Thursday, January 02, 2014
Ground crews and helos working wildfires in Australia
Over the almost five years that I have been writing about aerial wildland firefighting on this blog, I have often said that tankers and helos who fly wildfires do so to support the wildland firefighters on the ground. As I write this it is summer down under in Australia and fire season. The two videos that I am embedding here are of wildfire activity in Australia. Both videos, by ApexImagery, show firefighters on the ground and in the air, I'll get to that in a moment. According to the description on the first video (Toolleen Grass Fire), the footage is of a wildfire in Victoria, Australia. I believe but am not certain that the second video (Sedgwick Fire) is of wildfire footage in Victoria, Australia.
You will see helos working fires in both videos. In the first video (below) you will see footage of a grass fire near Toolleen in Victoria Australia. At about 28 seconds and then again at about 1 minute 47 seconds you will footage of a helo dropping water from their belly tank near were an engine crew is working the grass fire with their hoses.
In the second video (allow just under six minutes) you will see some footage of the wildland firefighters on the ground including shots of guys talking on radio and another shot of what looks like a hand drawn map of the fire. Point being that I know enough to know that there is a lot of radio communications going on between various wildland firefighters on the ground and also with those crews providing aerial support.
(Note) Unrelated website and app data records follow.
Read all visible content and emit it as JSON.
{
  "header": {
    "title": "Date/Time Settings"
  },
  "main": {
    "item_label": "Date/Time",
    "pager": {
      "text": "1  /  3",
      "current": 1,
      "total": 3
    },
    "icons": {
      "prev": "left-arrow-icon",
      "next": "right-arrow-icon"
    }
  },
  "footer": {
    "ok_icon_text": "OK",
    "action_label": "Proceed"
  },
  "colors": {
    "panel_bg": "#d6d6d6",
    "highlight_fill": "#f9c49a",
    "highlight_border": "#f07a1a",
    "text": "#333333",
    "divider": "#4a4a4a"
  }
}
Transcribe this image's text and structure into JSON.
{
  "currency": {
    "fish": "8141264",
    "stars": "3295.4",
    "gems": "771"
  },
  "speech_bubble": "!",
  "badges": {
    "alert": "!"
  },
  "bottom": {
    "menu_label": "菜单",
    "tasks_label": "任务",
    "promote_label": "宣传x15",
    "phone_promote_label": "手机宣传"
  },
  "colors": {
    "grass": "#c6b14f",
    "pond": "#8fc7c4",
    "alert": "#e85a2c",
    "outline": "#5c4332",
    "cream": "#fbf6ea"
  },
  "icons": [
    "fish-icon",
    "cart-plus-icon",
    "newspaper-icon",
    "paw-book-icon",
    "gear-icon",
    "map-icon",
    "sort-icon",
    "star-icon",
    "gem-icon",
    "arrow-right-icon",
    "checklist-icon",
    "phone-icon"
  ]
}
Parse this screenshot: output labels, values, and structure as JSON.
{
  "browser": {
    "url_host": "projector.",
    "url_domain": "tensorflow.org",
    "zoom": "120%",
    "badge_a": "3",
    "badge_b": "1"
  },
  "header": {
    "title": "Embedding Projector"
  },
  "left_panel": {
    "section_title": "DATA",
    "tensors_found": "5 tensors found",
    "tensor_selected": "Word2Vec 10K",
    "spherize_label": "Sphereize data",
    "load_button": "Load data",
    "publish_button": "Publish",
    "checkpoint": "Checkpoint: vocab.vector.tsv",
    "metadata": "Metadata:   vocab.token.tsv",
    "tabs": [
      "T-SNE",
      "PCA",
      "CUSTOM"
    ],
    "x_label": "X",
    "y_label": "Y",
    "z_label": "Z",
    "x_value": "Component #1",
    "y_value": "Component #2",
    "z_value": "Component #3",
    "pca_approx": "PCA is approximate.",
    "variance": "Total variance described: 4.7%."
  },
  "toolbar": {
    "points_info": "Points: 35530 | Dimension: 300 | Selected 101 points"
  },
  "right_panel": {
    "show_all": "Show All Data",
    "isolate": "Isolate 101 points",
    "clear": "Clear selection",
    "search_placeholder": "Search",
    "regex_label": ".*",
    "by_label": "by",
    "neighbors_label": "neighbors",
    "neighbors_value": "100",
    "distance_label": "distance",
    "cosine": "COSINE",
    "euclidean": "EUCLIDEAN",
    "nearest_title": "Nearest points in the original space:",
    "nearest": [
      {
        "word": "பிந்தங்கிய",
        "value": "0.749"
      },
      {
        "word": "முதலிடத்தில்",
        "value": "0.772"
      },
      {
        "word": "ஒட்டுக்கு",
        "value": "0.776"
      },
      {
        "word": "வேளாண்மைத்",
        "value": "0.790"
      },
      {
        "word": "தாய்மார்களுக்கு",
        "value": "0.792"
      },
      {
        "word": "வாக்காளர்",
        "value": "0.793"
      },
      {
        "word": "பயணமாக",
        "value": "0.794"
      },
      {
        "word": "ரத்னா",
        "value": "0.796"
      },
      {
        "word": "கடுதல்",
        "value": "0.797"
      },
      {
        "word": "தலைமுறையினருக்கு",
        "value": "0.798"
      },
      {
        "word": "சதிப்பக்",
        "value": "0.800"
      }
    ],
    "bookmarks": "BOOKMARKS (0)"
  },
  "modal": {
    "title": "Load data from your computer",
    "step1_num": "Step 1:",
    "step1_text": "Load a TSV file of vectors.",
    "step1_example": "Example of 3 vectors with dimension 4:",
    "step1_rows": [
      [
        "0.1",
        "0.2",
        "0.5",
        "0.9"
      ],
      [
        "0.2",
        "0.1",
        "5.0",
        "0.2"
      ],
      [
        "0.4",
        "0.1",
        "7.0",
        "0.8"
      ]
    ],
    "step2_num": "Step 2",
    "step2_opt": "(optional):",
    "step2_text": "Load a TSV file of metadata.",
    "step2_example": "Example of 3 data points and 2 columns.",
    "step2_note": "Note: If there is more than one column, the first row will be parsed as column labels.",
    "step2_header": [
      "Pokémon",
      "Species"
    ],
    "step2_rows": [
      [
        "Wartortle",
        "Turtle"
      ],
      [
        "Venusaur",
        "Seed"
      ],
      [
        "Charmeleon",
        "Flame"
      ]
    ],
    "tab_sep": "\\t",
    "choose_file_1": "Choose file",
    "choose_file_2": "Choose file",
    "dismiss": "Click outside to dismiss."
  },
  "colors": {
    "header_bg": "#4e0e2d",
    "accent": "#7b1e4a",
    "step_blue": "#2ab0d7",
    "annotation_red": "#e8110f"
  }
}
So, as you watch these sections on the video, think about the importance of radio communications in all aspects of any kind of firefighting.
In addition, you will some nice footage of an Erickson Air Crane working the fire, including a couple of shots of what could be the 'Crane filling her belly tank. In these shots (1:55 and 2:49), it looks like the 'Crane is disappearing behind some trees, but I think that she may be filling her belly tank from a water body. At about 4:16 you will the 'Crane dropping on the fire.